*** INPUT DATA ***

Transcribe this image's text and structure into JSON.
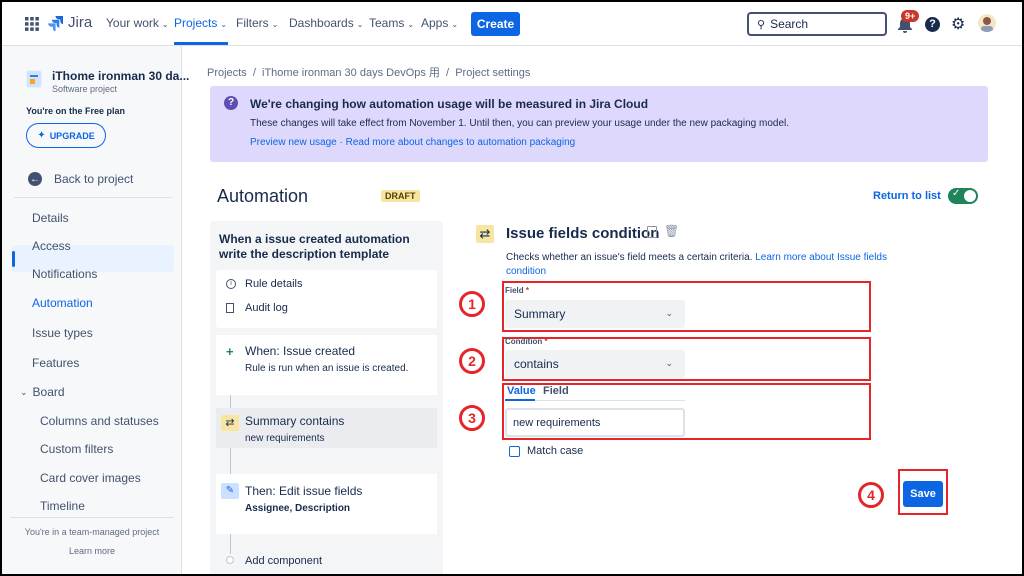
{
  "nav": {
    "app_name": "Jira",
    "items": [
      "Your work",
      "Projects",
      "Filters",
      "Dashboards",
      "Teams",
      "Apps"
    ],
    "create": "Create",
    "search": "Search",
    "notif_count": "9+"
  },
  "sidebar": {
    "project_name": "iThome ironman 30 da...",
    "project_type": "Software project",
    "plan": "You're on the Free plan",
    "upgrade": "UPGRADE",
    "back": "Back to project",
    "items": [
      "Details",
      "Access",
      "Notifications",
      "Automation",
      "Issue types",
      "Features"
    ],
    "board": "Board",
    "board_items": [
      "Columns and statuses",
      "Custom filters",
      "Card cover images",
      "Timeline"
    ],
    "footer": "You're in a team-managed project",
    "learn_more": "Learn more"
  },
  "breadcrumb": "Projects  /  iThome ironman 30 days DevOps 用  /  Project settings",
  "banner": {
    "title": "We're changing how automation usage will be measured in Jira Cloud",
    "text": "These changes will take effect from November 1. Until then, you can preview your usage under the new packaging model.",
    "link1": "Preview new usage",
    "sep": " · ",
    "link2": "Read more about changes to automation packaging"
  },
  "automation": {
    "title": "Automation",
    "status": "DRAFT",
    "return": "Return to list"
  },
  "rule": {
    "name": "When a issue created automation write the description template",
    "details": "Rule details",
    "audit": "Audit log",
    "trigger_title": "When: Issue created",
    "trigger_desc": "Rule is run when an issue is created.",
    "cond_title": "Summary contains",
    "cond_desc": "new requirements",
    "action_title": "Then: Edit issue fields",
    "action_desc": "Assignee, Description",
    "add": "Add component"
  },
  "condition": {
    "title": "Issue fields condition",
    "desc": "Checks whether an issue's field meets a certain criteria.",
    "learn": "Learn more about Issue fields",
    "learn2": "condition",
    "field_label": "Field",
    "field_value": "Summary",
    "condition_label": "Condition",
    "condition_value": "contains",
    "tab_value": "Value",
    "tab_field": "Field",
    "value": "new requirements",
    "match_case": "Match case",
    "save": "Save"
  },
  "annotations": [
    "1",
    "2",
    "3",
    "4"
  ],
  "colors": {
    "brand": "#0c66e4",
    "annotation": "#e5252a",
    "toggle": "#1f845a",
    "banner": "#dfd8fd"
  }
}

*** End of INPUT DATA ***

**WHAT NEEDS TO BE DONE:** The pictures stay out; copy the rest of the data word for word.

**REPLY:**
Transcribe this image's text and structure into JSON.
{
  "nav": {
    "app_name": "Jira",
    "items": [
      "Your work",
      "Projects",
      "Filters",
      "Dashboards",
      "Teams",
      "Apps"
    ],
    "create": "Create",
    "search": "Search",
    "notif_count": "9+"
  },
  "sidebar": {
    "project_name": "iThome ironman 30 da...",
    "project_type": "Software project",
    "plan": "You're on the Free plan",
    "upgrade": "UPGRADE",
    "back": "Back to project",
    "items": [
      "Details",
      "Access",
      "Notifications",
      "Automation",
      "Issue types",
      "Features"
    ],
    "board": "Board",
    "board_items": [
      "Columns and statuses",
      "Custom filters",
      "Card cover images",
      "Timeline"
    ],
    "footer": "You're in a team-managed project",
    "learn_more": "Learn more"
  },
  "breadcrumb": "Projects  /  iThome ironman 30 days DevOps 用  /  Project settings",
  "banner": {
    "title": "We're changing how automation usage will be measured in Jira Cloud",
    "text": "These changes will take effect from November 1. Until then, you can preview your usage under the new packaging model.",
    "link1": "Preview new usage",
    "sep": " · ",
    "link2": "Read more about changes to automation packaging"
  },
  "automation": {
    "title": "Automation",
    "status": "DRAFT",
    "return": "Return to list"
  },
  "rule": {
    "name": "When a issue created automation write the description template",
    "details": "Rule details",
    "audit": "Audit log",
    "trigger_title": "When: Issue created",
    "trigger_desc": "Rule is run when an issue is created.",
    "cond_title": "Summary contains",
    "cond_desc": "new requirements",
    "action_title": "Then: Edit issue fields",
    "action_desc": "Assignee, Description",
    "add": "Add component"
  },
  "condition": {
    "title": "Issue fields condition",
    "desc": "Checks whether an issue's field meets a certain criteria.",
    "learn": "Learn more about Issue fields",
    "learn2": "condition",
    "field_label": "Field",
    "field_value": "Summary",
    "condition_label": "Condition",
    "condition_value": "contains",
    "tab_value": "Value",
    "tab_field": "Field",
    "value": "new requirements",
    "match_case": "Match case",
    "save": "Save"
  },
  "annotations": [
    "1",
    "2",
    "3",
    "4"
  ],
  "colors": {
    "brand": "#0c66e4",
    "annotation": "#e5252a",
    "toggle": "#1f845a",
    "banner": "#dfd8fd"
  }
}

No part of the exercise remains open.